True.

Remember in 2002 when McDonald's settled a lawsuit (for $10 mil) brought by Hindus and vegetarians for the beef fat in their fries (after they promised they only used vegetable oil)? That companies beef up their products is not surprising: Beef makes things tastes good!

When I read the ingredients in KFC's "better-for-you option for health-conscious customers" grilled chicken I actually get stuck on the MSG (twice, in the marinade and in the seasoning) and the partially hydrogenated oil. Sure, other fast foods are just as bad if not worse. But there are all sorts of things in foods that aren't advertised well for consumers. For example, both Wendy's and Burger King, list "spices" as an ingredient in their chicken sandwiches. Which isn't all that descriptive, maybe they're slipping us the beef as well.

Soldiers of 154th Transportation Company from Fort Hood, Texas, stand in formation prior to leaving for Afghanistan at Baghdad International Airport, Iraq, April 14. The 154th Trans. Co. is the second 3rd Sustainment Command (Expeditionary) unit in three weeks to move directly to Afghanistan from Iraq. (Photo courtesy army.mil).

Kenneth Starr Endorses Sotomayor

Kenneth Starr, the lawyer who chased after President Bill Clinton and his wife, said on Thursday that he supports President Barack Obama's first Supreme Court nominee, federal appeals court Judge Sonia Sotomayor.

Starr voiced his backing of Sotomayor while delivering the keynote speech at a luncheon held in Los Angeles for Loyola Law School's program for journalists who cover legal issues. He said that he "thinks very well of her." He noted that he has not written any official endorsement letter for Sotomayor but that no one had asked him to do so—suggesting he would if requested. Starr said that he has told more than one US senator that he supports her nomination, but he wouldn't identify which senators he has spoken to about Sotomayor.

Film Review: New Muslim Cool

Growing up in a Puerto Rican-American family in a tough section of the Bronx, Jason “Hamza” Perez dreamed he would end up in jail and die young. Now he thinks he was right—sort of. When he meets some local Muslim sheikhs at 21, he converts to Islam and his gangbanger self “dies.” A few years later, he finds himself volunteering at a faith-based initiative program in a local prison. A sensitive and perceptive film, New Muslim Cool chronicles Hamza’s halting evolution from thug to Muslim leader and family man.

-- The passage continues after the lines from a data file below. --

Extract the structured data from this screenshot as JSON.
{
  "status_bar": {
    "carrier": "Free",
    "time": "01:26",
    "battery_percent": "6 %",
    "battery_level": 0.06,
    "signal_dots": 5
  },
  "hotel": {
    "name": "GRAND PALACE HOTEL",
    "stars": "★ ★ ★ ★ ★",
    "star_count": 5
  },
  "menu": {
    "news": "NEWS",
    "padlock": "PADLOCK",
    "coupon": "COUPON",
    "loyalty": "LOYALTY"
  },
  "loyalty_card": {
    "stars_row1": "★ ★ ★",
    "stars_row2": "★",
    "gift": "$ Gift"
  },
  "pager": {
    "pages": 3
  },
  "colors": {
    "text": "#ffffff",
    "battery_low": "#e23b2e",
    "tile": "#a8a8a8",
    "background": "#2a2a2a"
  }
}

We meet Hamza in medias res: A single dad raising two kids, he’s about to get married to a woman he met on a Muslim dating website and move to a community of mostly Latino Muslim converts in Pittsburgh. Director Jennifer Maytorena Taylor deftly constructs a portrait of Hamza learning to build cultural bridges: He cooks “boricua halal” food (traditional Puerto Rican fare made according Muslim dietary code), ministers to teenagers with his hip hop group, the Mujahideen Team, and explains to his skeptical but curious mom why her granddaughter has started wearing a hijab to school.

But the film’s real strength is mixing the political with the domestic: Just as Hamza has learned to move among his own worlds, the outside world gets in the way. And that’s where things really start to get interesting: The police raid the new Pittsburgh mosque—the stated reason is a convicted child molester who worships there, but the community suspects the FBI had been watching them for a while. And later, the prison where Hamza volunteers suddenly revokes his security clearance without explanation (he eventually gets it back). New Muslim Cool shows how Bush-era Islamophobia affected one family’s daily life, but the most remarkable part is watching Hamza and his family take the turmoil in stride. “You know you’re not doing anything wrong,” says Hamza’s wife Rafia. “So you just live your life.”


New Muslim Cool debuts on PBS Tuesday, June 23 at 10 PM, and opens in select theaters nationwide this month.

 

CO2 Highest in 2 Million Years

Quick hit: an article in the June 19 issue of Science reports that : CO2 in the atmosphere is now at its highest concentration in 2.1 millions years. Also, that more recent ice ages may have been caused by changes in the Earth's tilt toward the sun, not : CO2 levels. So even though carbon dioxide is higher, it doesn't mean it's going to plunge us back into a cooling trend.